The milk-white interior forms a perfect backdrop for practically anything but clear crystal or clear glass. The backdrop sweeps toward the rear, much like a product shooting table. Where suitable, you can add color accents with the blue and green LEDs (supplied with each unit), which connect on the outside.
Fluorescents require a warm-up period to reach full operating capacity. When switching the unit on, set all rheostats to full (all the way to the right—they may be in that state when you receive the unit). Allow about three minutes after switching on power (LEDs off). The LED strip does not require a warm-up period. By the way, with all lights on and at maximum, heat buildup was measured as negligible.
The best way to proceed is to first turn the unit on and then add items to be photographed and set up the camera. This way no time is wasted as the lights warm up. However, if you turn down one of the dials, then readjust it, allow about a half-minute before shooting.
Sample Meter Readings
The following readings were made with the large Digit-eBox. With a SpyderCube positioned at the front edge of the sweep and centered, with front, base, and back lights on full and warmed up, illumination reads 10 EV at ISO 100 (based on a gray surface reading). Move the SpyderCube toward the center of the box and illumination falls off by 0.3 EV. The overhead LED strip adds 1 EV to the overall exposure. Sample incident readings read f/8 at 1/25 sec (ISO 100), with all fluorescent lights at maximum and LEDs switched on. Take away the LEDs and the reading drops to 1/13 sec. Use only two fluorescent lights and you get 1/8 sec. (Readings were made with a Sekonic L-558R and may vary ever slightly depending on subject placement.)
The JTL Digit-eBox is not the first self-contained lighting enclosure, but I found that this tabletop box does a more convincing job than the ones I previously worked with. And it costs considerably less.
I wasn’t necessarily looking for artistic expression when using the Digit-eBox. I just wanted results, without complicating my life. I didn’t want to bother with setting up lights or a backdrop. And when I shot rings and a crystal bauble in the mini, and a jewelry box, porcelain tableware, a vintage camera, and even a 1:18 scale model car in the large Digit-eBox, I was in and out in minutes.
The only added accessory I needed was a tripod. And instead of a remote release, I used the self-timer, which gave me time to play with adding accent lights (via the supplied blue and green LEDs or my own LED penlight). Make the exposures longer and you can do some neat lightpainting.

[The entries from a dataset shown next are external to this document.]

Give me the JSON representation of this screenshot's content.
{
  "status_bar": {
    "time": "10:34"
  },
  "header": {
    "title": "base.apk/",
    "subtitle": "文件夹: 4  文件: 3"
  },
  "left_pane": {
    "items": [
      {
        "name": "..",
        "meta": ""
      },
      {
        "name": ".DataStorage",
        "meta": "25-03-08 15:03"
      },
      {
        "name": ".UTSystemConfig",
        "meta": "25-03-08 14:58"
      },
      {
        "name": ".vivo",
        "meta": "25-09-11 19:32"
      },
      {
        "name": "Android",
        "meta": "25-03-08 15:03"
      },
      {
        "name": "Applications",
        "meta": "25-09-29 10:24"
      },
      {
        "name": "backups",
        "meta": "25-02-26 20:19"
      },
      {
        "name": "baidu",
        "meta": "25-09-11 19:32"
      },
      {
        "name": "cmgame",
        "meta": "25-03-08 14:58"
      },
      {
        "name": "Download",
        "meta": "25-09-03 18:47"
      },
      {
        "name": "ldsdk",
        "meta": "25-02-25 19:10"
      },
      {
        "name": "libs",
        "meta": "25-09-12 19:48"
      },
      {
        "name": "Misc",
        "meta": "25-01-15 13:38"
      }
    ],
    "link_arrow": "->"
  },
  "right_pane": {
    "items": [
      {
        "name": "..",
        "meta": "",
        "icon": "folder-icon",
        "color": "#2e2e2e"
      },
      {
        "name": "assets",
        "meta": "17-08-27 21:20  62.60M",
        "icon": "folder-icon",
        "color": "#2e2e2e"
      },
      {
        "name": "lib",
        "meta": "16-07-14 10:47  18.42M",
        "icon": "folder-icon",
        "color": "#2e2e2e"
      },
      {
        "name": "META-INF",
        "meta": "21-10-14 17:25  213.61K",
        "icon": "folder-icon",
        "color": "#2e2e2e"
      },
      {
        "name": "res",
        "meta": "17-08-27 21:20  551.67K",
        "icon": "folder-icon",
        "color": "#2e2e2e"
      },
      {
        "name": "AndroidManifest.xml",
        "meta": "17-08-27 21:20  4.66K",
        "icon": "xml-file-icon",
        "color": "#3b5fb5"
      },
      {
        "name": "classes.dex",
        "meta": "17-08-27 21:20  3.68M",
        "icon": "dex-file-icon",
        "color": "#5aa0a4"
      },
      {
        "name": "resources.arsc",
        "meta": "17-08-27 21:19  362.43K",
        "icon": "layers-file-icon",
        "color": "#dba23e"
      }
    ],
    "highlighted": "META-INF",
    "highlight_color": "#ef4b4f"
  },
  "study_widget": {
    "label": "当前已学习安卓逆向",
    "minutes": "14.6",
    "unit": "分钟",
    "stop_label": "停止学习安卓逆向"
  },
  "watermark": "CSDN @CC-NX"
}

In the final analysis, the JTL Digit-eBox may not be the ultimate answer to all your tabletop needs, but it does the job quickly and effectively. One point we can’t overlook: you can close the box with everything inside and not worry about stuff collecting dust, or children or pets getting at the contents. And the lighting is environmentally friendly and economically sound. So, if you want to turn inventory around efficiently and painlessly, the JTL Digit-eBox is a good place to start.
Street Price: $199
Street Price: $249
Street Price: $299
Street Price: $399
Extra Large (2953)
Street Price: $699
For more information, visit JTL’s website at: www.jtlcorp.com.
- Nikon Clarifies Their Path Forward: Will Concentrate on Mid-to-High-End DSLRs, Mirrorless Cameras & Lenses
- Learn 7 Lightroom Tricks in 60 Seconds on Using Sliders to Speed up Your Workflow (VIDEO)
- Fujifilm X-A3 Mirrorless Camera Review
- Celebrity Shooter Matthew Jordan Smith Shows You How to Take Great Portraits of Women (VIDEO)
- Our 10 Favorite Film Cameras of All Time